News Stories Thu., Apr. 26, 2018

At the Lil’ Miss Warm Springs Pageant last night, three young ladies were crowned. The new Lil Miss Warm Springs is Kyra Eastman. Junior Miss Warm Springs is Julia Wolfe and Jessica Bruised Head was selected as Senior Miss Warm Springs. Lil’ Miss Warm Springs classes are held weekly at the Community Center to help girls prepare for the annual pageant. Stop by the Recreation Program to find out more.

The Oregon Parks and Recreation grants division last week awarded the Confederated Tribes of Warm Springs $360,500 to be used for the ball fields renovation project. The tribes will have to match the amount, which will bring the total budget for the project to $721,000, the Spilyay Tymoo reported.  The project will include reorientation and spacing of six ballfields. After final planning, the site preparation, clearing and excavation, and installation of underground utilities will occur, according to tribal development director Bruce Irwin. Also in the works – new fencing, restrooms, a concession building, walkways, player shelters, and park and player furniture.

Ballots for the 2018 Primary Election are in the mail. Every registered voter will receive a ballot for the May 15th election. Ballots are due by 8pm May 15th. If you mail yours in, it takes only one stamp. Ballots can also be returned at a drop box – which in Warm Springs is at the campus area across the street from the Post Office – or to the Jefferson County Clerk’s office in Madras.
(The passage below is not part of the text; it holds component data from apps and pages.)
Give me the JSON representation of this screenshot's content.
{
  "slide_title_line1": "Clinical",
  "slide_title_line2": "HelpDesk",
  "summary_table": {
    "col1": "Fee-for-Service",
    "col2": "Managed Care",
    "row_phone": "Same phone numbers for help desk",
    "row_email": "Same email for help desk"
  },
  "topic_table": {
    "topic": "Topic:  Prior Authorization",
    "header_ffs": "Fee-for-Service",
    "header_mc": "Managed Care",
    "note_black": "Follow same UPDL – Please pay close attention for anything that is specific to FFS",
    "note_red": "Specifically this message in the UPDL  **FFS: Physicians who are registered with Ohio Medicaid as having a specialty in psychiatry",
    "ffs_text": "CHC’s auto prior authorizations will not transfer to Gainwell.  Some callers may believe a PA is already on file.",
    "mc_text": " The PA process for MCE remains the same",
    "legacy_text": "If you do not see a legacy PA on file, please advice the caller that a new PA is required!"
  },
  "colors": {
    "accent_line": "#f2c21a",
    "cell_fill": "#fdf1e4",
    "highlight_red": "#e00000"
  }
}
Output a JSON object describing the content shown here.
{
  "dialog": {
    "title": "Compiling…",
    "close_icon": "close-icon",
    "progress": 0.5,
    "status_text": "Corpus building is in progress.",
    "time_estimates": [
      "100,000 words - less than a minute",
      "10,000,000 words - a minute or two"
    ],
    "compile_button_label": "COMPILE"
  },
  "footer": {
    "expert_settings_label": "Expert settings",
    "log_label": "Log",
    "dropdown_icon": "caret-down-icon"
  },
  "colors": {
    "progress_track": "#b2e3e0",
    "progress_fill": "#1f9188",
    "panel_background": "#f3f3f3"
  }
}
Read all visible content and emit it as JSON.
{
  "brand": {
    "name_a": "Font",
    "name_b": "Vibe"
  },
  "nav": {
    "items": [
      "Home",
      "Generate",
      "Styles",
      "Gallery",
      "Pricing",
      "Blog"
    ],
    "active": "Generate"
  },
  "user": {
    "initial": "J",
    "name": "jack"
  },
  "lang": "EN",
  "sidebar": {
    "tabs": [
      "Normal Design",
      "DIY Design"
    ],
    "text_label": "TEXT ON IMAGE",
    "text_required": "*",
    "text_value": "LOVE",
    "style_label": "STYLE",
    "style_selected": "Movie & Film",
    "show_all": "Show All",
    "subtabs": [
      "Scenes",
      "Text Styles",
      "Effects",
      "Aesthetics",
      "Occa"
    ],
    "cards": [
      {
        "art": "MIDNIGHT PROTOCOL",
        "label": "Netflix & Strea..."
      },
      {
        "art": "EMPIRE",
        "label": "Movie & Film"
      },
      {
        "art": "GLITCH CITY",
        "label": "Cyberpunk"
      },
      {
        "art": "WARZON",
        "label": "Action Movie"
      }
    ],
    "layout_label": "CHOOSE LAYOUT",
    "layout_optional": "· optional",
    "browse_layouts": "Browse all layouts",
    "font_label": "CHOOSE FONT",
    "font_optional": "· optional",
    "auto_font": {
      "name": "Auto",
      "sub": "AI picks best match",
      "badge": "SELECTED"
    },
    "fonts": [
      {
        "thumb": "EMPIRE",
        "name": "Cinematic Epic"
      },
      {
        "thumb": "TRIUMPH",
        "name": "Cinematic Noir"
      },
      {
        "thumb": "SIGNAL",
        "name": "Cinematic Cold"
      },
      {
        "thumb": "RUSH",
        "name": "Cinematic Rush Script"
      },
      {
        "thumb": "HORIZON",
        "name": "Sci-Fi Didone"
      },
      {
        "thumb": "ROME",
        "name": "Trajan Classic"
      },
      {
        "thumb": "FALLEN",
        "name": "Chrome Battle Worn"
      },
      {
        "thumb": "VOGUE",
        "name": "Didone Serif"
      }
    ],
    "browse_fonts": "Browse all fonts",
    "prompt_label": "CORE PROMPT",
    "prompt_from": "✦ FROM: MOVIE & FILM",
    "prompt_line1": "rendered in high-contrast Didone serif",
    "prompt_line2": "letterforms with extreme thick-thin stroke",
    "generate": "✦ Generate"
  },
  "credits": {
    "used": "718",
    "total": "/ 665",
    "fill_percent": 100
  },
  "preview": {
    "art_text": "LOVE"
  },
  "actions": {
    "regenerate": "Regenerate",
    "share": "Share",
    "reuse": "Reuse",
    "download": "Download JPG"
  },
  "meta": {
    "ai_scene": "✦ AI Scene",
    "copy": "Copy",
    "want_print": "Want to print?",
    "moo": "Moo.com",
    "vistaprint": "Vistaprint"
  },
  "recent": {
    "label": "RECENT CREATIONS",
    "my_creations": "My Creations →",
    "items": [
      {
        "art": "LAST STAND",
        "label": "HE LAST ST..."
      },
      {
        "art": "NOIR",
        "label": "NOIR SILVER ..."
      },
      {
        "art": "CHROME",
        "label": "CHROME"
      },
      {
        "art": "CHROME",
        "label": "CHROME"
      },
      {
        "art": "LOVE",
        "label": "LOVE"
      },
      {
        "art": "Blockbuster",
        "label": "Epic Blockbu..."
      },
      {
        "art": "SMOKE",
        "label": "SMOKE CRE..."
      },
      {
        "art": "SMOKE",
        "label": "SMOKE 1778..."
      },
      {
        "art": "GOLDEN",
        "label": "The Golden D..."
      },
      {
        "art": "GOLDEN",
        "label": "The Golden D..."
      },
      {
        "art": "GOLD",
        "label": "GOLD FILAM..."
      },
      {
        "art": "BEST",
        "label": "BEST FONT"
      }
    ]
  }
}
A federal judge approved a new U.S. v. Oregon fisheries management agreement, as proposed by Columbia River treaty tribes, states and federal agencies, the Spilyay Tymoo reports.  Tribal Natural Resources Attorney John Ogan says it “provides a 10-year framework for the parties to work together in a coordinated way.” The 2018-2027 U.S. v. Oregon Management Agreement is now the framework for managing fisheries and hatchery programs in much of the Columbia River Basin. The parties to the agreement are the Warm Springs tribes, Yakama, Umatilla, Nez Perce and Shoshone Bannock; the states of Oregon, Washington and Idaho; U.S. Fish and Wildlife, the National Oceanic and Atmospheric Administration, and the BIA.

Warm Springs K8 Academy eighth graders who plan to play football at MHS this fall will sign their letters of intent to play White Buffalo football at a Class of 2022 Signing Day event tomorrow. The Madras football team and coaches will welcome the incoming players. The future Buffs will put on a varsity jersey, sign their letter and be available for pictures. It will be done during the eighth grade lunch tomorrow at the K8 Academy.

WASHINGTON (AP) — The U.S. House approved a bill Wednesday that would reverse a federal judge’s order to spill more water from four Pacific Northwest dams to help migrating salmon reach the Pacific Ocean. The bill, approved 225-189, would prevent any changes in dam operations until 2022. It was sponsored by Republican Reps. Cathy McMorris Rodgers and Dan Newhouse, both of Washington state. They say the four Snake River dams provide hydropower, flood control and other benefits while already allowing record salmon runs. “We are recognizing the role dams play in the Northwest and that dams and fish can co-exist,” McMorris Rodgers, the fourth-ranking House Republican, said after the vote. Critics, however, blame the giant dams, built in the 1960s and 1970s, for killing wild salmon, an iconic species in the Northwest. Environmentalists have pushed to remove the dams to aid salmon recovery. The bill now goes to the Senate.